▶ **Assignment**: In the records below, tally every line containing "Polygon". Report only the total.

[[ Supplied records open ]]

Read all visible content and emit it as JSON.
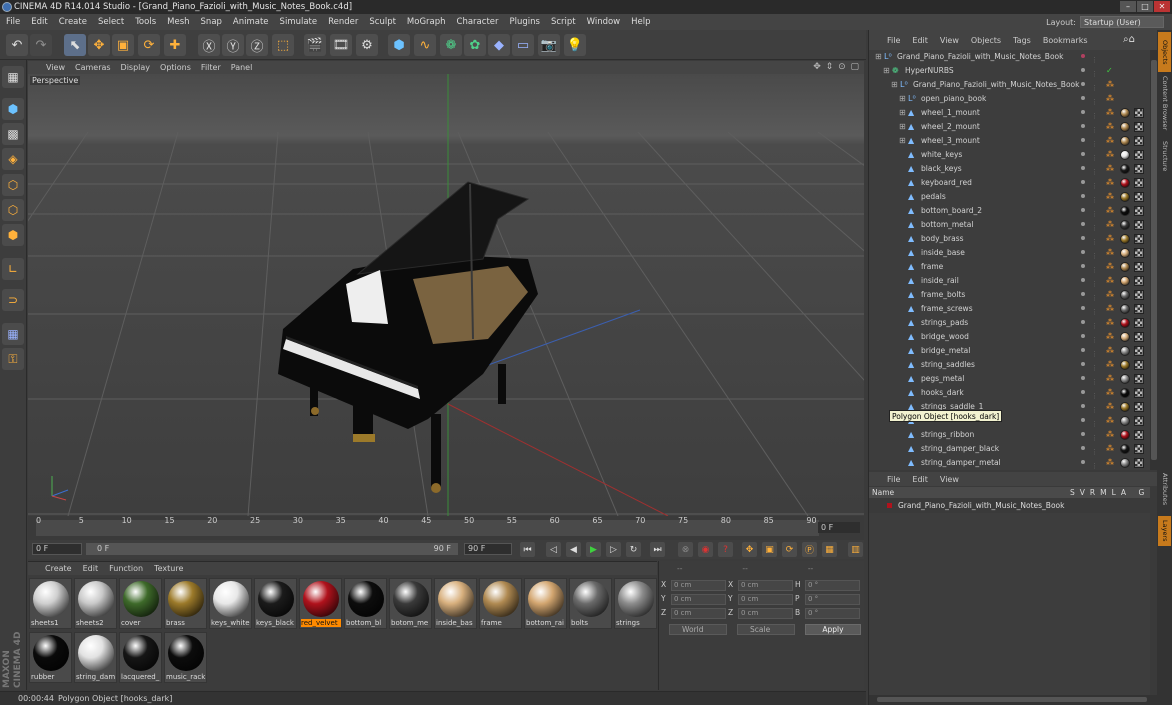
{
  "window": {
    "title": "CINEMA 4D R14.014 Studio - [Grand_Piano_Fazioli_with_Music_Notes_Book.c4d]",
    "layout_label": "Layout:",
    "layout_value": "Startup (User)"
  },
  "menubar": [
    "File",
    "Edit",
    "Create",
    "Select",
    "Tools",
    "Mesh",
    "Snap",
    "Animate",
    "Simulate",
    "Render",
    "Sculpt",
    "MoGraph",
    "Character",
    "Plugins",
    "Script",
    "Window",
    "Help"
  ],
  "viewport": {
    "menu": [
      "View",
      "Cameras",
      "Display",
      "Options",
      "Filter",
      "Panel"
    ],
    "label": "Perspective",
    "nav_icons": "✥ ⇕ ⊙ ▢"
  },
  "timeline": {
    "ticks": [
      "0",
      "5",
      "10",
      "15",
      "20",
      "25",
      "30",
      "35",
      "40",
      "45",
      "50",
      "55",
      "60",
      "65",
      "70",
      "75",
      "80",
      "85",
      "90"
    ],
    "current_frame": "0 F"
  },
  "transport": {
    "start_field": "0 F",
    "range_start": "0 F",
    "range_end": "90 F",
    "end_field": "90 F"
  },
  "material_manager": {
    "menu": [
      "Create",
      "Edit",
      "Function",
      "Texture"
    ],
    "materials": [
      {
        "label": "sheets1",
        "color": "#cfcfcf"
      },
      {
        "label": "sheets2",
        "color": "#c9c9c9"
      },
      {
        "label": "cover",
        "color": "#3e6a2a"
      },
      {
        "label": "brass",
        "color": "#9c7a2a"
      },
      {
        "label": "keys_white",
        "color": "#e8e8e8"
      },
      {
        "label": "keys_black",
        "color": "#1b1b1b"
      },
      {
        "label": "red_velvet",
        "color": "#b0121c",
        "selected": true
      },
      {
        "label": "bottom_bl",
        "color": "#0d0d0d"
      },
      {
        "label": "botom_me",
        "color": "#3a3a3a"
      },
      {
        "label": "inside_bas",
        "color": "#d8b07e"
      },
      {
        "label": "frame",
        "color": "#b08a52"
      },
      {
        "label": "bottom_rai",
        "color": "#d3a670"
      },
      {
        "label": "bolts",
        "color": "#6a6a6a"
      },
      {
        "label": "strings",
        "color": "#8c8c8c"
      },
      {
        "label": "rubber",
        "color": "#0a0a0a"
      },
      {
        "label": "string_dam",
        "color": "#e2e2e2"
      },
      {
        "label": "lacquered_",
        "color": "#161616"
      },
      {
        "label": "music_rack",
        "color": "#0c0c0c"
      }
    ]
  },
  "coordinates": {
    "header": [
      "--",
      "--",
      "--"
    ],
    "rows": [
      {
        "a": "X",
        "av": "0 cm",
        "b": "X",
        "bv": "0 cm",
        "c": "H",
        "cv": "0 °"
      },
      {
        "a": "Y",
        "av": "0 cm",
        "b": "Y",
        "bv": "0 cm",
        "c": "P",
        "cv": "0 °"
      },
      {
        "a": "Z",
        "av": "0 cm",
        "b": "Z",
        "bv": "0 cm",
        "c": "B",
        "cv": "0 °"
      }
    ],
    "mode1": "World",
    "mode2": "Scale",
    "apply": "Apply"
  },
  "status": {
    "time": "00:00:44",
    "message": "Polygon Object [hooks_dark]"
  },
  "object_manager": {
    "menu": [
      "File",
      "Edit",
      "View",
      "Objects",
      "Tags",
      "Bookmarks"
    ],
    "objects": [
      {
        "name": "Grand_Piano_Fazioli_with_Music_Notes_Book",
        "depth": 0,
        "icon": "null",
        "mat": ""
      },
      {
        "name": "HyperNURBS",
        "depth": 1,
        "icon": "nurbs",
        "mat": ""
      },
      {
        "name": "Grand_Piano_Fazioli_with_Music_Notes_Book",
        "depth": 2,
        "icon": "null",
        "mat": ""
      },
      {
        "name": "open_piano_book",
        "depth": 3,
        "icon": "null",
        "mat": ""
      },
      {
        "name": "wheel_1_mount",
        "depth": 3,
        "icon": "poly",
        "mat": "#b08a52"
      },
      {
        "name": "wheel_2_mount",
        "depth": 3,
        "icon": "poly",
        "mat": "#b08a52"
      },
      {
        "name": "wheel_3_mount",
        "depth": 3,
        "icon": "poly",
        "mat": "#b08a52"
      },
      {
        "name": "white_keys",
        "depth": 3,
        "icon": "poly",
        "mat": "#e8e8e8"
      },
      {
        "name": "black_keys",
        "depth": 3,
        "icon": "poly",
        "mat": "#1b1b1b"
      },
      {
        "name": "keyboard_red",
        "depth": 3,
        "icon": "poly",
        "mat": "#b0121c"
      },
      {
        "name": "pedals",
        "depth": 3,
        "icon": "poly",
        "mat": "#9c7a2a"
      },
      {
        "name": "bottom_board_2",
        "depth": 3,
        "icon": "poly",
        "mat": "#0d0d0d"
      },
      {
        "name": "bottom_metal",
        "depth": 3,
        "icon": "poly",
        "mat": "#3a3a3a"
      },
      {
        "name": "body_brass",
        "depth": 3,
        "icon": "poly",
        "mat": "#9c7a2a"
      },
      {
        "name": "inside_base",
        "depth": 3,
        "icon": "poly",
        "mat": "#d8b07e"
      },
      {
        "name": "frame",
        "depth": 3,
        "icon": "poly",
        "mat": "#b08a52"
      },
      {
        "name": "inside_rail",
        "depth": 3,
        "icon": "poly",
        "mat": "#d3a670"
      },
      {
        "name": "frame_bolts",
        "depth": 3,
        "icon": "poly",
        "mat": "#6a6a6a"
      },
      {
        "name": "frame_screws",
        "depth": 3,
        "icon": "poly",
        "mat": "#6a6a6a"
      },
      {
        "name": "strings_pads",
        "depth": 3,
        "icon": "poly",
        "mat": "#b0121c"
      },
      {
        "name": "bridge_wood",
        "depth": 3,
        "icon": "poly",
        "mat": "#d8b07e"
      },
      {
        "name": "bridge_metal",
        "depth": 3,
        "icon": "poly",
        "mat": "#8c8c8c"
      },
      {
        "name": "string_saddles",
        "depth": 3,
        "icon": "poly",
        "mat": "#9c7a2a"
      },
      {
        "name": "pegs_metal",
        "depth": 3,
        "icon": "poly",
        "mat": "#8c8c8c"
      },
      {
        "name": "hooks_dark",
        "depth": 3,
        "icon": "poly",
        "mat": "#0d0d0d"
      },
      {
        "name": "strings_saddle_1",
        "depth": 3,
        "icon": "poly",
        "mat": "#9c7a2a"
      },
      {
        "name": "",
        "depth": 3,
        "icon": "poly",
        "mat": "#8c8c8c"
      },
      {
        "name": "strings_ribbon",
        "depth": 3,
        "icon": "poly",
        "mat": "#b0121c"
      },
      {
        "name": "string_damper_black",
        "depth": 3,
        "icon": "poly",
        "mat": "#161616"
      },
      {
        "name": "string_damper_metal",
        "depth": 3,
        "icon": "poly",
        "mat": "#8c8c8c"
      }
    ],
    "tooltip": "Polygon Object [hooks_dark]"
  },
  "layer_manager": {
    "menu": [
      "File",
      "Edit",
      "View"
    ],
    "header_name": "Name",
    "header_cols": "SVRMLA G",
    "row_name": "Grand_Piano_Fazioli_with_Music_Notes_Book"
  },
  "side_tabs": [
    "Objects",
    "Content Browser",
    "Structure",
    "Attributes",
    "Layers"
  ]
}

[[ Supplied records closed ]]

▶ **Answer to this exercise**: 2